Records for processing ->
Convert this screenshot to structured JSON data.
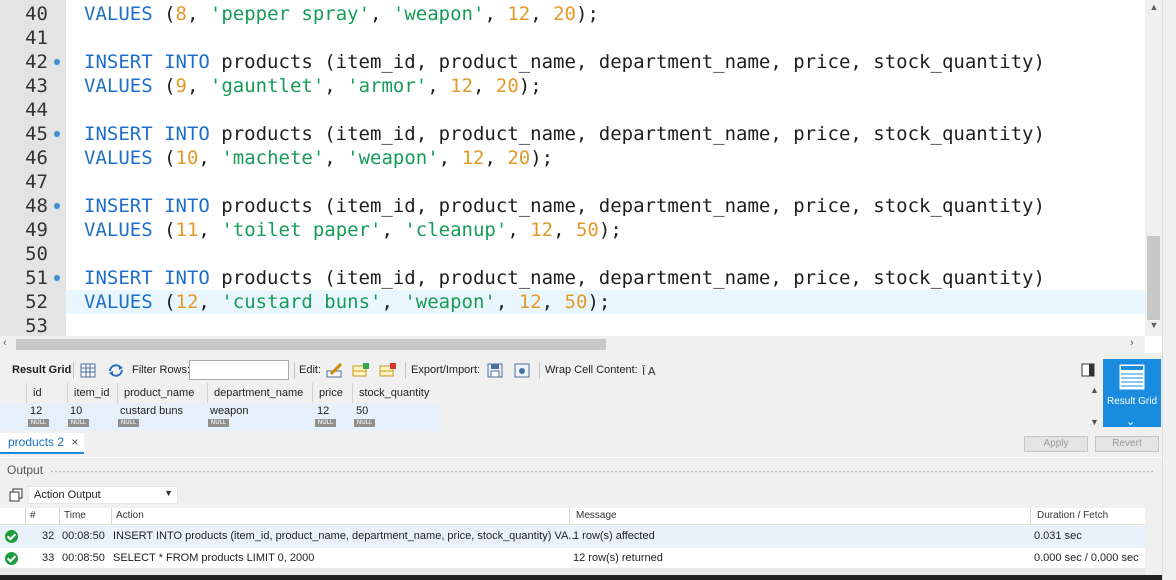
{
  "editor": {
    "lines": [
      {
        "num": "40",
        "marker": false,
        "tokens": [
          [
            "kw",
            "VALUES"
          ],
          [
            "t",
            " ("
          ],
          [
            "num",
            "8"
          ],
          [
            "t",
            ", "
          ],
          [
            "str",
            "'pepper spray'"
          ],
          [
            "t",
            ", "
          ],
          [
            "str",
            "'weapon'"
          ],
          [
            "t",
            ", "
          ],
          [
            "num",
            "12"
          ],
          [
            "t",
            ", "
          ],
          [
            "num",
            "20"
          ],
          [
            "t",
            ");"
          ]
        ]
      },
      {
        "num": "41",
        "marker": false,
        "tokens": []
      },
      {
        "num": "42",
        "marker": true,
        "tokens": [
          [
            "kw",
            "INSERT INTO"
          ],
          [
            "t",
            " products (item_id, product_name, department_name, price, stock_quantity)"
          ]
        ]
      },
      {
        "num": "43",
        "marker": false,
        "tokens": [
          [
            "kw",
            "VALUES"
          ],
          [
            "t",
            " ("
          ],
          [
            "num",
            "9"
          ],
          [
            "t",
            ", "
          ],
          [
            "str",
            "'gauntlet'"
          ],
          [
            "t",
            ", "
          ],
          [
            "str",
            "'armor'"
          ],
          [
            "t",
            ", "
          ],
          [
            "num",
            "12"
          ],
          [
            "t",
            ", "
          ],
          [
            "num",
            "20"
          ],
          [
            "t",
            ");"
          ]
        ]
      },
      {
        "num": "44",
        "marker": false,
        "tokens": []
      },
      {
        "num": "45",
        "marker": true,
        "tokens": [
          [
            "kw",
            "INSERT INTO"
          ],
          [
            "t",
            " products (item_id, product_name, department_name, price, stock_quantity)"
          ]
        ]
      },
      {
        "num": "46",
        "marker": false,
        "tokens": [
          [
            "kw",
            "VALUES"
          ],
          [
            "t",
            " ("
          ],
          [
            "num",
            "10"
          ],
          [
            "t",
            ", "
          ],
          [
            "str",
            "'machete'"
          ],
          [
            "t",
            ", "
          ],
          [
            "str",
            "'weapon'"
          ],
          [
            "t",
            ", "
          ],
          [
            "num",
            "12"
          ],
          [
            "t",
            ", "
          ],
          [
            "num",
            "20"
          ],
          [
            "t",
            ");"
          ]
        ]
      },
      {
        "num": "47",
        "marker": false,
        "tokens": []
      },
      {
        "num": "48",
        "marker": true,
        "tokens": [
          [
            "kw",
            "INSERT INTO"
          ],
          [
            "t",
            " products (item_id, product_name, department_name, price, stock_quantity)"
          ]
        ]
      },
      {
        "num": "49",
        "marker": false,
        "tokens": [
          [
            "kw",
            "VALUES"
          ],
          [
            "t",
            " ("
          ],
          [
            "num",
            "11"
          ],
          [
            "t",
            ", "
          ],
          [
            "str",
            "'toilet paper'"
          ],
          [
            "t",
            ", "
          ],
          [
            "str",
            "'cleanup'"
          ],
          [
            "t",
            ", "
          ],
          [
            "num",
            "12"
          ],
          [
            "t",
            ", "
          ],
          [
            "num",
            "50"
          ],
          [
            "t",
            ");"
          ]
        ]
      },
      {
        "num": "50",
        "marker": false,
        "tokens": []
      },
      {
        "num": "51",
        "marker": true,
        "tokens": [
          [
            "kw",
            "INSERT INTO"
          ],
          [
            "t",
            " products (item_id, product_name, department_name, price, stock_quantity)"
          ]
        ]
      },
      {
        "num": "52",
        "marker": false,
        "current": true,
        "tokens": [
          [
            "kw",
            "VALUES"
          ],
          [
            "t",
            " ("
          ],
          [
            "num",
            "12"
          ],
          [
            "t",
            ", "
          ],
          [
            "str",
            "'custard buns'"
          ],
          [
            "t",
            ", "
          ],
          [
            "str",
            "'weapon'"
          ],
          [
            "t",
            ", "
          ],
          [
            "num",
            "12"
          ],
          [
            "t",
            ", "
          ],
          [
            "num",
            "50"
          ],
          [
            "t",
            ");"
          ]
        ]
      },
      {
        "num": "53",
        "marker": false,
        "tokens": []
      }
    ]
  },
  "results": {
    "toolbar": {
      "result_grid": "Result Grid",
      "filter_rows": "Filter Rows:",
      "edit": "Edit:",
      "export_import": "Export/Import:",
      "wrap_cell": "Wrap Cell Content:"
    },
    "columns": [
      "id",
      "item_id",
      "product_name",
      "department_name",
      "price",
      "stock_quantity"
    ],
    "row": [
      "12",
      "10",
      "custard buns",
      "weapon",
      "12",
      "50"
    ],
    "null_label": "NULL",
    "panel_button": "Result Grid",
    "tab_label": "products 2",
    "tab_close": "×",
    "apply": "Apply",
    "revert": "Revert"
  },
  "output": {
    "title": "Output",
    "select_value": "Action Output",
    "columns": [
      "#",
      "Time",
      "Action",
      "Message",
      "Duration / Fetch"
    ],
    "rows": [
      {
        "num": "32",
        "time": "00:08:50",
        "action": "INSERT INTO products (item_id, product_name, department_name, price, stock_quantity) VA...",
        "message": "1 row(s) affected",
        "duration": "0.031 sec"
      },
      {
        "num": "33",
        "time": "00:08:50",
        "action": "SELECT * FROM products LIMIT 0, 2000",
        "message": "12 row(s) returned",
        "duration": "0.000 sec / 0.000 sec"
      }
    ]
  },
  "colors": {
    "keyword": "#1e6fc9",
    "number": "#e39a2a",
    "string": "#179c57",
    "accent": "#1a8ce0",
    "success": "#1e9c3f"
  }
}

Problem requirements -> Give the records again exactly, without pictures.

The answer ->
Convert this screenshot to structured JSON data.
{
  "editor": {
    "lines": [
      {
        "num": "40",
        "marker": false,
        "tokens": [
          [
            "kw",
            "VALUES"
          ],
          [
            "t",
            " ("
          ],
          [
            "num",
            "8"
          ],
          [
            "t",
            ", "
          ],
          [
            "str",
            "'pepper spray'"
          ],
          [
            "t",
            ", "
          ],
          [
            "str",
            "'weapon'"
          ],
          [
            "t",
            ", "
          ],
          [
            "num",
            "12"
          ],
          [
            "t",
            ", "
          ],
          [
            "num",
            "20"
          ],
          [
            "t",
            ");"
          ]
        ]
      },
      {
        "num": "41",
        "marker": false,
        "tokens": []
      },
      {
        "num": "42",
        "marker": true,
        "tokens": [
          [
            "kw",
            "INSERT INTO"
          ],
          [
            "t",
            " products (item_id, product_name, department_name, price, stock_quantity)"
          ]
        ]
      },
      {
        "num": "43",
        "marker": false,
        "tokens": [
          [
            "kw",
            "VALUES"
          ],
          [
            "t",
            " ("
          ],
          [
            "num",
            "9"
          ],
          [
            "t",
            ", "
          ],
          [
            "str",
            "'gauntlet'"
          ],
          [
            "t",
            ", "
          ],
          [
            "str",
            "'armor'"
          ],
          [
            "t",
            ", "
          ],
          [
            "num",
            "12"
          ],
          [
            "t",
            ", "
          ],
          [
            "num",
            "20"
          ],
          [
            "t",
            ");"
          ]
        ]
      },
      {
        "num": "44",
        "marker": false,
        "tokens": []
      },
      {
        "num": "45",
        "marker": true,
        "tokens": [
          [
            "kw",
            "INSERT INTO"
          ],
          [
            "t",
            " products (item_id, product_name, department_name, price, stock_quantity)"
          ]
        ]
      },
      {
        "num": "46",
        "marker": false,
        "tokens": [
          [
            "kw",
            "VALUES"
          ],
          [
            "t",
            " ("
          ],
          [
            "num",
            "10"
          ],
          [
            "t",
            ", "
          ],
          [
            "str",
            "'machete'"
          ],
          [
            "t",
            ", "
          ],
          [
            "str",
            "'weapon'"
          ],
          [
            "t",
            ", "
          ],
          [
            "num",
            "12"
          ],
          [
            "t",
            ", "
          ],
          [
            "num",
            "20"
          ],
          [
            "t",
            ");"
          ]
        ]
      },
      {
        "num": "47",
        "marker": false,
        "tokens": []
      },
      {
        "num": "48",
        "marker": true,
        "tokens": [
          [
            "kw",
            "INSERT INTO"
          ],
          [
            "t",
            " products (item_id, product_name, department_name, price, stock_quantity)"
          ]
        ]
      },
      {
        "num": "49",
        "marker": false,
        "tokens": [
          [
            "kw",
            "VALUES"
          ],
          [
            "t",
            " ("
          ],
          [
            "num",
            "11"
          ],
          [
            "t",
            ", "
          ],
          [
            "str",
            "'toilet paper'"
          ],
          [
            "t",
            ", "
          ],
          [
            "str",
            "'cleanup'"
          ],
          [
            "t",
            ", "
          ],
          [
            "num",
            "12"
          ],
          [
            "t",
            ", "
          ],
          [
            "num",
            "50"
          ],
          [
            "t",
            ");"
          ]
        ]
      },
      {
        "num": "50",
        "marker": false,
        "tokens": []
      },
      {
        "num": "51",
        "marker": true,
        "tokens": [
          [
            "kw",
            "INSERT INTO"
          ],
          [
            "t",
            " products (item_id, product_name, department_name, price, stock_quantity)"
          ]
        ]
      },
      {
        "num": "52",
        "marker": false,
        "current": true,
        "tokens": [
          [
            "kw",
            "VALUES"
          ],
          [
            "t",
            " ("
          ],
          [
            "num",
            "12"
          ],
          [
            "t",
            ", "
          ],
          [
            "str",
            "'custard buns'"
          ],
          [
            "t",
            ", "
          ],
          [
            "str",
            "'weapon'"
          ],
          [
            "t",
            ", "
          ],
          [
            "num",
            "12"
          ],
          [
            "t",
            ", "
          ],
          [
            "num",
            "50"
          ],
          [
            "t",
            ");"
          ]
        ]
      },
      {
        "num": "53",
        "marker": false,
        "tokens": []
      }
    ]
  },
  "results": {
    "toolbar": {
      "result_grid": "Result Grid",
      "filter_rows": "Filter Rows:",
      "edit": "Edit:",
      "export_import": "Export/Import:",
      "wrap_cell": "Wrap Cell Content:"
    },
    "columns": [
      "id",
      "item_id",
      "product_name",
      "department_name",
      "price",
      "stock_quantity"
    ],
    "row": [
      "12",
      "10",
      "custard buns",
      "weapon",
      "12",
      "50"
    ],
    "null_label": "NULL",
    "panel_button": "Result Grid",
    "tab_label": "products 2",
    "tab_close": "×",
    "apply": "Apply",
    "revert": "Revert"
  },
  "output": {
    "title": "Output",
    "select_value": "Action Output",
    "columns": [
      "#",
      "Time",
      "Action",
      "Message",
      "Duration / Fetch"
    ],
    "rows": [
      {
        "num": "32",
        "time": "00:08:50",
        "action": "INSERT INTO products (item_id, product_name, department_name, price, stock_quantity) VA...",
        "message": "1 row(s) affected",
        "duration": "0.031 sec"
      },
      {
        "num": "33",
        "time": "00:08:50",
        "action": "SELECT * FROM products LIMIT 0, 2000",
        "message": "12 row(s) returned",
        "duration": "0.000 sec / 0.000 sec"
      }
    ]
  },
  "colors": {
    "keyword": "#1e6fc9",
    "number": "#e39a2a",
    "string": "#179c57",
    "accent": "#1a8ce0",
    "success": "#1e9c3f"
  }
}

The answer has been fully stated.